Don't trust them.Watt ratings are probably the worst way to compare lights. In the context of flashlights, watts can be thought of as energy consumption. When comparing lights, it's much more to do with the efficiency of a light rather than how much it consumes. One light that takes exactly 5.00 watts may be significantly brighter than another light that also takes exactly 5.00 watts, simply because it's more efficient at using that available energy. Someone may say that a certain light may be 25 watts (probably to impress their audience), but how well does it use that 25 watts?
A good example is the Zebra/Spark setup. Using a Relative Flux vs. Current chart from Cree and some approximate figures you can determine how many watts each lights draws on its highest setting. Doing the math you will find that the Zebra consumes just over 8 watts at 750 lumens, and the Spark nearly 5 watts at 500 lumens.

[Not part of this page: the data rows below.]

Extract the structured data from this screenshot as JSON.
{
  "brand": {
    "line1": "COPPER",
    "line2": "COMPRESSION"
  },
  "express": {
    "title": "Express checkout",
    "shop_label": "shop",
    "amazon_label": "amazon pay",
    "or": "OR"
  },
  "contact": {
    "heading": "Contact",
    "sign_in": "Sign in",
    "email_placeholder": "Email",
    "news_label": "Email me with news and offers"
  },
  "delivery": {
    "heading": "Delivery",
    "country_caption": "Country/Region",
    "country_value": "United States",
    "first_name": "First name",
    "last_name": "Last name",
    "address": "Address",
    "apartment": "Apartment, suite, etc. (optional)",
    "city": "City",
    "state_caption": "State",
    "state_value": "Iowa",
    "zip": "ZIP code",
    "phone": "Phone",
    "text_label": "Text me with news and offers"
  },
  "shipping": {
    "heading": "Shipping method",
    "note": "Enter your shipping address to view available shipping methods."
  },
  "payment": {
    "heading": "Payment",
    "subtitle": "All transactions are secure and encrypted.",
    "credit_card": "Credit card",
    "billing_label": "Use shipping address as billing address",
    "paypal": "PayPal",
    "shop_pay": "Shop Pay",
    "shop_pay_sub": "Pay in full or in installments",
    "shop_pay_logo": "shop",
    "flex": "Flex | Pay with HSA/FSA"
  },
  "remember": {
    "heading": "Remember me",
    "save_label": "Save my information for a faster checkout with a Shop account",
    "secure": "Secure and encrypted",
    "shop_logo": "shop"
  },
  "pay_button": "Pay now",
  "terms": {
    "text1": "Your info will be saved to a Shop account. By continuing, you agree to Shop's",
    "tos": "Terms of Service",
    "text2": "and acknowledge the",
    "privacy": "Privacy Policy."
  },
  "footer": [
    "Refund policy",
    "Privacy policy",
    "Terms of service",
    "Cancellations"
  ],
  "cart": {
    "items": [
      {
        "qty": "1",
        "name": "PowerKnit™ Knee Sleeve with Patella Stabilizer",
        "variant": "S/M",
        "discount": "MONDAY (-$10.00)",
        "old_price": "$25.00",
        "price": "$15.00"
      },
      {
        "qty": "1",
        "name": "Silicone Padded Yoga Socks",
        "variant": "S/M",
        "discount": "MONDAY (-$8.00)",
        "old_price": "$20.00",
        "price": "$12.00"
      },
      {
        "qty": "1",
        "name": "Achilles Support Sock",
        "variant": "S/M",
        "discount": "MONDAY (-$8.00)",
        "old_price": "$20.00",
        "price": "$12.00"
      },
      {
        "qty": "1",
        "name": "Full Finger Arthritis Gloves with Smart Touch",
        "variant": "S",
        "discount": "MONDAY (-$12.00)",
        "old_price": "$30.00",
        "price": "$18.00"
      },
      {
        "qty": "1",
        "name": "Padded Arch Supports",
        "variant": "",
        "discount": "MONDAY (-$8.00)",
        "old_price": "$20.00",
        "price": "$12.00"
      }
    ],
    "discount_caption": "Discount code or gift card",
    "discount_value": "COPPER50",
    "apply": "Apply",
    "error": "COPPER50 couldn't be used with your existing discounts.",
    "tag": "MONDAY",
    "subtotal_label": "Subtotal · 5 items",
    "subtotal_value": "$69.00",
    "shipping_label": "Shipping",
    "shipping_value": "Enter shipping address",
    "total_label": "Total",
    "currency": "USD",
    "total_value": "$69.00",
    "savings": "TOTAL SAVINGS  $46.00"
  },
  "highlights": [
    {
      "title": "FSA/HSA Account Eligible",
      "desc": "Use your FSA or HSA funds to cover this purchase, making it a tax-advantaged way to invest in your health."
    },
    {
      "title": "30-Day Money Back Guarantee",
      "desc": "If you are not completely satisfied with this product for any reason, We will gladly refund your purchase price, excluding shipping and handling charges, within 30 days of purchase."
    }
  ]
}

As I said before, throw has as much to do with the concentration of a beam as it does the output of a light. Your buddies' light may throw farther, but if it's an LED and it really does draw just 5 watts you may be surprised to find that your Zebralight alone puts out more total light than the diving light, because that diving light doubtfully uses a more efficient emitter or driver than your own.